The second night was more difficult than the first. Sacks of rice strangled my legs and the cool night of western Senegal was replaced by the furnace of the Sahel. We were delayed at every checkpoint. Customs agents repeatedly tried to exact a duty upon the fat man in the pink shirt. He had shit all over the bus, on top of it, underneath it. In Kayes, he loaded on even more cargo.
Side story: some passengers got off in Kayes. This took a while as some of the luggage was on the roof. One of the porters carelessly knocked over a bucket of sugar cubes.
They salvaged what they could.
And then let the kids grab the rest.
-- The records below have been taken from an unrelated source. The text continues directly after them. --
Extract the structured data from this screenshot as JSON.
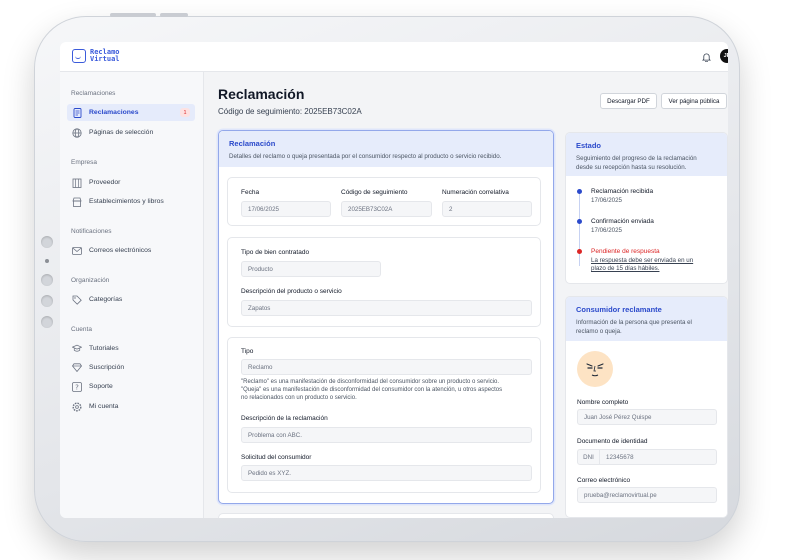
{
  "app": {
    "logo_line1": "Reclamo",
    "logo_line2": "Virtual",
    "user_initials": "JP"
  },
  "sidebar": {
    "sections": [
      {
        "title": "Reclamaciones",
        "items": [
          {
            "label": "Reclamaciones",
            "icon": "document-icon",
            "badge": "1",
            "active": true
          },
          {
            "label": "Páginas de selección",
            "icon": "globe-icon"
          }
        ]
      },
      {
        "title": "Empresa",
        "items": [
          {
            "label": "Proveedor",
            "icon": "building-icon"
          },
          {
            "label": "Establecimientos y libros",
            "icon": "store-icon"
          }
        ]
      },
      {
        "title": "Notificaciones",
        "items": [
          {
            "label": "Correos electrónicos",
            "icon": "mail-icon"
          }
        ]
      },
      {
        "title": "Organización",
        "items": [
          {
            "label": "Categorías",
            "icon": "tag-icon"
          }
        ]
      },
      {
        "title": "Cuenta",
        "items": [
          {
            "label": "Tutoriales",
            "icon": "graduation-cap-icon"
          },
          {
            "label": "Suscripción",
            "icon": "diamond-icon"
          },
          {
            "label": "Soporte",
            "icon": "help-icon"
          },
          {
            "label": "Mi cuenta",
            "icon": "gear-icon"
          }
        ]
      }
    ]
  },
  "header": {
    "title": "Reclamación",
    "tracking": "Código de seguimiento: 2025EB73C02A",
    "btn_pdf": "Descargar PDF",
    "btn_public": "Ver página pública"
  },
  "claim": {
    "title": "Reclamación",
    "desc": "Detalles del reclamo o queja presentada por el consumidor respecto al producto o servicio recibido.",
    "fecha_label": "Fecha",
    "fecha_value": "17/06/2025",
    "codigo_label": "Código de seguimiento",
    "codigo_value": "2025EB73C02A",
    "numeracion_label": "Numeración correlativa",
    "numeracion_value": "2",
    "tipo_bien_label": "Tipo de bien contratado",
    "tipo_bien_value": "Producto",
    "desc_prod_label": "Descripción del producto o servicio",
    "desc_prod_value": "Zapatos",
    "tipo_label": "Tipo",
    "tipo_value": "Reclamo",
    "help1": "\"Reclamo\" es una manifestación de disconformidad del consumidor sobre un producto o servicio.",
    "help2": "\"Queja\" es una manifestación de disconformidad del consumidor con la atención, u otros aspectos",
    "help3": "no relacionados con un producto o servicio.",
    "desc_recl_label": "Descripción de la reclamación",
    "desc_recl_value": "Problema con ABC.",
    "solicitud_label": "Solicitud del consumidor",
    "solicitud_value": "Pedido es XYZ."
  },
  "status": {
    "title": "Estado",
    "desc1": "Seguimiento del progreso de la reclamación",
    "desc2": "desde su recepción hasta su resolución.",
    "steps": [
      {
        "title": "Reclamación recibida",
        "date": "17/06/2025",
        "color": "#2b4acb"
      },
      {
        "title": "Confirmación enviada",
        "date": "17/06/2025",
        "color": "#2b4acb"
      },
      {
        "title": "Pendiente de respuesta",
        "note1": "La respuesta debe ser enviada en un",
        "note2": "plazo de 15 días hábiles.",
        "color": "#dc2626"
      }
    ]
  },
  "consumer": {
    "title": "Consumidor reclamante",
    "desc1": "Información de la persona que presenta el",
    "desc2": "reclamo o queja.",
    "name_label": "Nombre completo",
    "name_value": "Juan José Pérez Quispe",
    "doc_label": "Documento de identidad",
    "doc_type": "DNI",
    "doc_value": "12345678",
    "email_label": "Correo electrónico",
    "email_value": "prueba@reclamovirtual.pe"
  }
}
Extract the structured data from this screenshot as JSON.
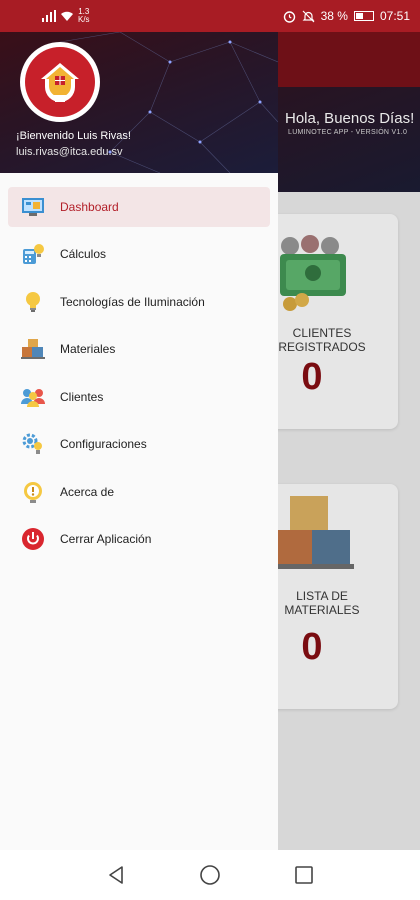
{
  "status_bar": {
    "speed_value": "1.3",
    "speed_unit": "K/s",
    "battery": "38 %",
    "time": "07:51"
  },
  "background_app": {
    "greeting": "Hola, Buenos Días!",
    "version": "LUMINOTEC APP - VERSIÓN V1.0",
    "cards": [
      {
        "label_line1": "CLIENTES",
        "label_line2": "REGISTRADOS",
        "value": "0"
      },
      {
        "label_line1": "LISTA DE",
        "label_line2": "MATERIALES",
        "value": "0"
      }
    ]
  },
  "drawer": {
    "welcome": "¡Bienvenido Luis Rivas!",
    "email": "luis.rivas@itca.edu.sv",
    "items": [
      {
        "label": "Dashboard",
        "icon": "dashboard-icon",
        "active": true
      },
      {
        "label": "Cálculos",
        "icon": "calculations-icon"
      },
      {
        "label": "Tecnologías de Iluminación",
        "icon": "lightbulb-icon"
      },
      {
        "label": "Materiales",
        "icon": "materials-icon"
      },
      {
        "label": "Clientes",
        "icon": "clients-icon"
      },
      {
        "label": "Configuraciones",
        "icon": "settings-icon"
      },
      {
        "label": "Acerca de",
        "icon": "info-icon"
      },
      {
        "label": "Cerrar Aplicación",
        "icon": "power-icon"
      }
    ]
  },
  "colors": {
    "status_bar": "#a81c24",
    "accent": "#b3202a",
    "active_bg": "#f3e5e6",
    "number_red": "#7a0c11"
  }
}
These children can be seen throughout Senegal and Mali (and elsewhere?). They carry tin pails and sing Islamic songs. They are sent out by the local Imam. Sometimes they are sent by their family. The money supposedly goes to their Koranic education, but I doubt that is always the case. It is admittedly something I know little about, however.
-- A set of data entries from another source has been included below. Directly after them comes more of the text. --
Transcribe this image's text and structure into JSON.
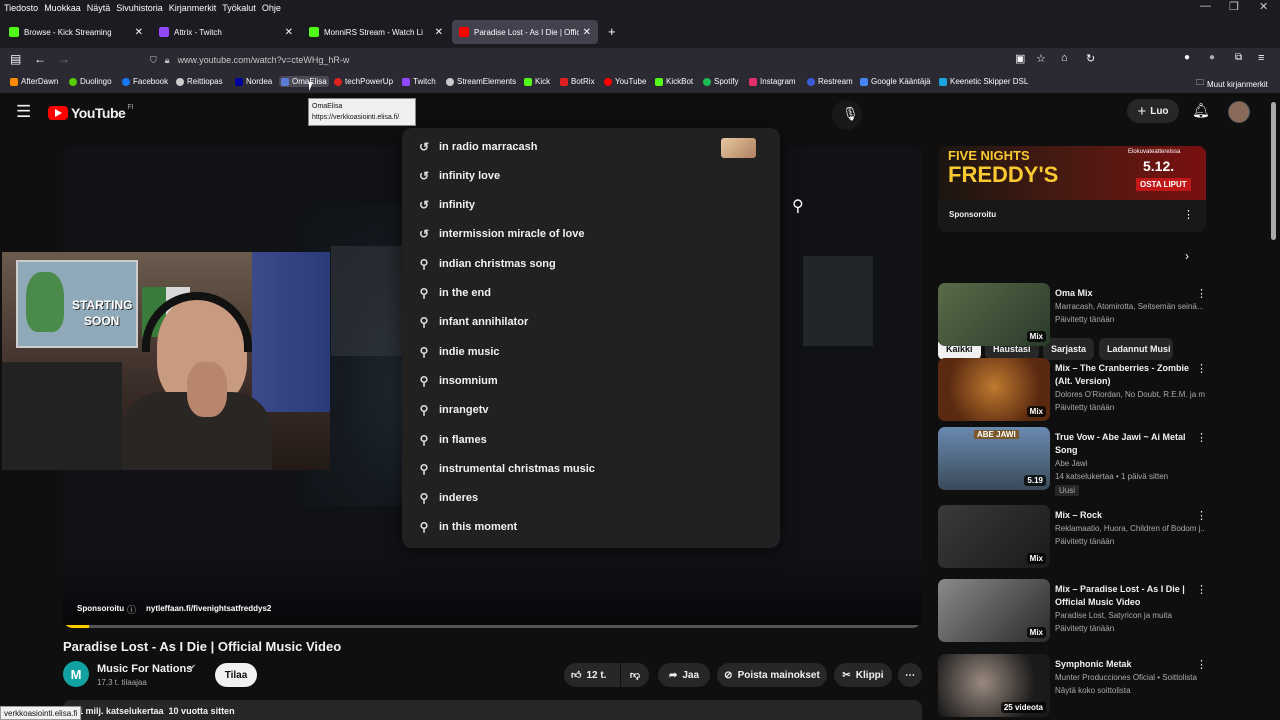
{
  "menubar": {
    "items": [
      "Tiedosto",
      "Muokkaa",
      "Näytä",
      "Sivuhistoria",
      "Kirjanmerkit",
      "Työkalut",
      "Ohje"
    ]
  },
  "tabs": [
    {
      "label": "Browse - Kick Streaming",
      "color": "#53fc18"
    },
    {
      "label": "Attrix - Twitch",
      "color": "#9146ff"
    },
    {
      "label": "MonniRS Stream - Watch Li",
      "color": "#53fc18"
    },
    {
      "label": "Paradise Lost - As I Die | Official",
      "color": "#ff0000"
    }
  ],
  "url": "www.youtube.com/watch?v=cteWHg_hR-w",
  "bookmarks": [
    {
      "label": "AfterDawn",
      "color": "#ff8a00"
    },
    {
      "label": "Duolingo",
      "color": "#58cc02"
    },
    {
      "label": "Facebook",
      "color": "#1877f2"
    },
    {
      "label": "Reittiopas",
      "color": "#cccccc"
    },
    {
      "label": "Nordea",
      "color": "#0000a0"
    },
    {
      "label": "OmaElisa",
      "color": "#5a7bd6"
    },
    {
      "label": "techPowerUp",
      "color": "#e02020"
    },
    {
      "label": "Twitch",
      "color": "#9146ff"
    },
    {
      "label": "StreamElements",
      "color": "#cccccc"
    },
    {
      "label": "Kick",
      "color": "#53fc18"
    },
    {
      "label": "BotRix",
      "color": "#e02020"
    },
    {
      "label": "YouTube",
      "color": "#ff0000"
    },
    {
      "label": "KickBot",
      "color": "#53fc18"
    },
    {
      "label": "Spotify",
      "color": "#1db954"
    },
    {
      "label": "Instagram",
      "color": "#e1306c"
    },
    {
      "label": "Restream",
      "color": "#3b5bdb"
    },
    {
      "label": "Google Kääntäjä",
      "color": "#4285f4"
    },
    {
      "label": "Keenetic Skipper DSL",
      "color": "#1aa5e0"
    }
  ],
  "bookmarks_other": "Muut kirjanmerkit",
  "tooltip": {
    "title": "OmaElisa",
    "url": "https://verkkoasiointi.elisa.fi/"
  },
  "youtube": {
    "logo": "YouTube",
    "region": "FI",
    "search_value": "in",
    "create_label": "Luo",
    "suggestions": [
      {
        "text": "in radio marracash",
        "type": "history"
      },
      {
        "text": "infinity love",
        "type": "history"
      },
      {
        "text": "infinity",
        "type": "history"
      },
      {
        "text": "intermission miracle of love",
        "type": "history"
      },
      {
        "text": "indian christmas song",
        "type": "search"
      },
      {
        "text": "in the end",
        "type": "search"
      },
      {
        "text": "infant annihilator",
        "type": "search"
      },
      {
        "text": "indie music",
        "type": "search"
      },
      {
        "text": "insomnium",
        "type": "search"
      },
      {
        "text": "inrangetv",
        "type": "search"
      },
      {
        "text": "in flames",
        "type": "search"
      },
      {
        "text": "instrumental christmas music",
        "type": "search"
      },
      {
        "text": "inderes",
        "type": "search"
      },
      {
        "text": "in this moment",
        "type": "search"
      }
    ],
    "webcam": {
      "sign_line1": "STARTING",
      "sign_line2": "SOON"
    },
    "ad": {
      "label": "Sponsoroitu",
      "link": "nytleffaan.fi/fivenightsatfreddys2"
    },
    "video_title": "Paradise Lost - As I Die | Official Music Video",
    "channel": {
      "name": "Music For Nations",
      "initial": "M",
      "subs": "17,3 t. tilaajaa",
      "subscribe": "Tilaa"
    },
    "actions": {
      "likes": "12 t.",
      "share": "Jaa",
      "remove_ads": "Poista mainokset",
      "clip": "Klippi"
    },
    "views": "1 milj. katselukertaa  10 vuotta sitten",
    "status_url": "verkkoasiointi.elisa.fi",
    "banner": {
      "title_line1": "FIVE NIGHTS",
      "title_line2": "FREDDY'S",
      "promo_line1": "Elokuvateattereissa",
      "promo_date": "5.12.",
      "promo_cta": "OSTA LIPUT",
      "sponsored": "Sponsoroitu"
    },
    "chips": [
      "Kaikki",
      "Haustasi",
      "Sarjasta",
      "Ladannut Musi"
    ],
    "recs": [
      {
        "title": "Oma Mix",
        "sub1": "Marracash, Atomirotta, Seitsemän seinä...",
        "sub2": "Päivitetty tänään",
        "badge": "Mix"
      },
      {
        "title": "Mix – The Cranberries - Zombie (Alt. Version)",
        "sub1": "Dolores O'Riordan, No Doubt, R.E.M. ja m...",
        "sub2": "Päivitetty tänään",
        "badge": "Mix"
      },
      {
        "title": "True Vow - Abe Jawi ~ Ai Metal Song",
        "sub1": "Abe Jawi",
        "sub2": "14 katselukertaa • 1 päivä sitten",
        "badge": "5.19",
        "tag": "Uusi",
        "thumb_text": "ABE JAWI"
      },
      {
        "title": "Mix – Rock",
        "sub1": "Reklamaatio, Huora, Children of Bodom j...",
        "sub2": "Päivitetty tänään",
        "badge": "Mix"
      },
      {
        "title": "Mix – Paradise Lost - As I Die | Official Music Video",
        "sub1": "Paradise Lost, Satyricon ja muita",
        "sub2": "Päivitetty tänään",
        "badge": "Mix"
      },
      {
        "title": "Symphonic Metak",
        "sub1": "Munter Producciones Oficial • Soittolista",
        "sub2": "Näytä koko soittolista",
        "badge": "25 videota"
      }
    ]
  }
}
Fatigued passengers watched cargo go off and on while these children raced around us chewing dirt covered sugar cubes.
The satisfaction of finding a cold drink in the Sahel during hot season cannot be overstated. At a checkpoint, a man sits in a chair next to a dust covered freezer. There is no evidence of electricity anywhere, but the freezer is on and it is filled with ice and water and fanta and coke. I would put the first sip on par with sexual release.
The most redeeming quality of the hot season is the widespread availability of mangoes, the most delicious of all fruits (don’t try to argue this one with me). At a different checkpoint, I enjoy a mango that singlehandedly restores my life force. In some parts of Africa, mangoes are a steady luxury. Here, they are a 3-month burst of flavor.
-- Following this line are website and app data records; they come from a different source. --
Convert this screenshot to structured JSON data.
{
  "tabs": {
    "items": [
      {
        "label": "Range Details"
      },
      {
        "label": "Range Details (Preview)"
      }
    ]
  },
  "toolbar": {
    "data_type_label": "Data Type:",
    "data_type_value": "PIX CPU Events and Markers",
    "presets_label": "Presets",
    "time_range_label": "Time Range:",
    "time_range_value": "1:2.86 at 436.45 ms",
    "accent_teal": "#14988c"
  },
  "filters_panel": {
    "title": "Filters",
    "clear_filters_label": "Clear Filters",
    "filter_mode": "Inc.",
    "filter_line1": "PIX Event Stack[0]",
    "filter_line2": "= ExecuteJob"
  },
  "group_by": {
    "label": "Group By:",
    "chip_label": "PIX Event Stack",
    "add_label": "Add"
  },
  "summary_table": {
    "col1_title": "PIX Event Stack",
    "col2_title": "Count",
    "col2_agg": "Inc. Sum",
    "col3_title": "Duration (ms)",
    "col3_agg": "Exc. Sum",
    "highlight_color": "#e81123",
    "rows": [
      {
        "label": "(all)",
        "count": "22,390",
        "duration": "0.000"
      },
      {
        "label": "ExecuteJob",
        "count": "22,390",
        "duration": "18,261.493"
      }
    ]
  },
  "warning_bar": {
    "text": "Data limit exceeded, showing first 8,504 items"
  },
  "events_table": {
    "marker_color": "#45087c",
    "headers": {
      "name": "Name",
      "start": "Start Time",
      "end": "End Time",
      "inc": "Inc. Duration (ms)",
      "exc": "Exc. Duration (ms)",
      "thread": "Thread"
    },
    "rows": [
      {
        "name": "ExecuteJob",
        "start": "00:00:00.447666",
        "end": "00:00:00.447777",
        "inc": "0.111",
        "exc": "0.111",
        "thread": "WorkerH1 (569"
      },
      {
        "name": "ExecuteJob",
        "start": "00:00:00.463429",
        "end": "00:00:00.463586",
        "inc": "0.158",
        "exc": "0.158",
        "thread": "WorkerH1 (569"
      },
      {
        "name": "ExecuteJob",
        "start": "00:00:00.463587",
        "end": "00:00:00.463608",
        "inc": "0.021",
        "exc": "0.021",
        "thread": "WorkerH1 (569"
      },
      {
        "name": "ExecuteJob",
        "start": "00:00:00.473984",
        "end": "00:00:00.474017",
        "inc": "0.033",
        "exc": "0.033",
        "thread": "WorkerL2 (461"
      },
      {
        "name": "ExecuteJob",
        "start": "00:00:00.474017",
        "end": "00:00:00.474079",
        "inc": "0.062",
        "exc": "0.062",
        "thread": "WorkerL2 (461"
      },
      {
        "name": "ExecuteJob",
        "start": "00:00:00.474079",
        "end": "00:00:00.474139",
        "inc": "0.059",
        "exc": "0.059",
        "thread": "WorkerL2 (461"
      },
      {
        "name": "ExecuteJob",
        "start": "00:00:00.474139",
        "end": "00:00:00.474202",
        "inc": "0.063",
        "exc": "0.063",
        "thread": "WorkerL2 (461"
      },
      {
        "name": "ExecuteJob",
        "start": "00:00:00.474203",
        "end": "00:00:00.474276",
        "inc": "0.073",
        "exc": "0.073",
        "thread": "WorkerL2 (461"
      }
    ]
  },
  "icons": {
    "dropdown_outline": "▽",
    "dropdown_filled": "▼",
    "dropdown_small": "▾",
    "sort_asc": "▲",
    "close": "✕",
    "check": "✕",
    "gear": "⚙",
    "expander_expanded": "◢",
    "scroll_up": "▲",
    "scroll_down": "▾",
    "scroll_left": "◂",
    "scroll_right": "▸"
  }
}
Beyond food and drink, I learned some more Bambara and enjoyed the company of the other passengers. I also got to know Sunny, who despite not ever taking a trip of this kind, did not complain or break down.
And I came across transcendent music. At one of the longer night time checkpoints, a few roadside chophouses did business selling nescafe, tea and baguettes loaded with hard boiled eggs, chili and onion. I did not have an appetite, but I stopped to enjoy the music that was playing from a weathered radio. It was Amadou Sangare playing ngoni and sharing a Bambara story (l’Histoire de Moussa Tchefari Pere de Sabally). Bintou has told me she is going to explain the meaning of the story, but even without an understanding, this can be appreciated.
The forceful gnoni playing compliments Amadou’s dramatic voice. The night air held the song well and with its sharp reverb, it prevailed over quiet conversation and a distant radio playing Wassoulou music.
Here is a clip I took with a field recorder. I added a few milliseconds of delay. Around 42 seconds in, I get a better angle on the sound. If you have a moment, close your eyes and listen to this, preferably with headphones.
Finally, I would like to introduce you to Mariam. In addition to being the cutest girl in the world, she was also incredibly well behaved for a 40 hour bus trip.